Twenty-First Century Inequality & Capitalism: Piketty, Marx and Beyond is a collection that begins with economist Thomas Piketty’s 2014 book. Most chapters critique Piketty from the perspective of critical theory, global political economy or public sociology, drawing on the work of Karl Marx or the Marxist tradition. The emphasis focuses on elements that are under-theorized or omitted entirely from the economists’ analysis. This includes the importance of considering class and labor dynamics, the recent rise of finance capitalism, insights from feminism, demography, and conflict studies, the Frankfurt School, the world market and the world-system, the rise of a transnational capitalist class, the coming environmental catastrophe, etc.

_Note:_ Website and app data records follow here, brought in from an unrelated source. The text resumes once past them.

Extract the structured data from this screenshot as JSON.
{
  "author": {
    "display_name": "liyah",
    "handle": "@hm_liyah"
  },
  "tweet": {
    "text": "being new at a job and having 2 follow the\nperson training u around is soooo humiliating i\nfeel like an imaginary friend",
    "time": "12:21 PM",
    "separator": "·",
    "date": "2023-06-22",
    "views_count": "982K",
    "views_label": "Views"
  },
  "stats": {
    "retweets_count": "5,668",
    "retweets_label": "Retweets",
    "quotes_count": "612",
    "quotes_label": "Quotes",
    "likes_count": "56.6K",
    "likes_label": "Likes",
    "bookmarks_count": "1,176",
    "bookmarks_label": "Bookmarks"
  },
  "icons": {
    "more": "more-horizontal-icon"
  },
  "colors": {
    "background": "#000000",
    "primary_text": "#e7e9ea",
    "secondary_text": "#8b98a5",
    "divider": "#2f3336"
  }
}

Our goal is to fully understand and suggest action to address today’s capitalist inequality crisis.

Contributors are: Robert J. Antonio, J.I. (Hans) Bakker, Roslyn Wallach Bologh, Alessandro Bonanno, Christopher Chase-Dunn, Harry F. Dahms, Eoin Flaherty, Daniel Krier, Basak Kus, Lauren Langman, Dana Marie Louie, Peter Marcuse, Sandor Nagy, Charles Reitz, William I. Robinson, Saskia Sassen, David A. Smith, David N. Smith, Tony Smith, Michael Thompson, Sylvia Walby, Erik Olin Wright.
This book offers fascinating insights into the concept of diaspora by presenting a portrait gallery of writers highlighting diasporas on Welsh, Mauritian, Palestinian, Circassian Kurdish, British Sikh, Dutch Hindustani, Indian, Tamil and African experiences. Harjinder Singh Majhail and Sinan Dogan present the world of diasporas in interesting portrayals such as Gulnur’s research into Circassian history lying hidden in Yistanbulako elegy, Enaya’s visits into Milwaukee in Wisconsin where Palestinian Muslim women marry outside their religion because of the non-availability of suitable partners in their community and Harjinder Majhail’s sojourns into J. K. Rowling’s The Casual Vacancy portraying a teenager girl’s brave encounters in British Sikh diaspora. Contributors are Vitor Lopes Andrade, Kimberly Berg, Amenah Jahangeer Chojoo, Gülnur Demirci, Sinan Doğan, Jaswina Elahi, Ruben Gawricharn, Lola Guyot, Nadine Hassouneh, Harjinder Singh Majhail and Enaya Hammad Othman.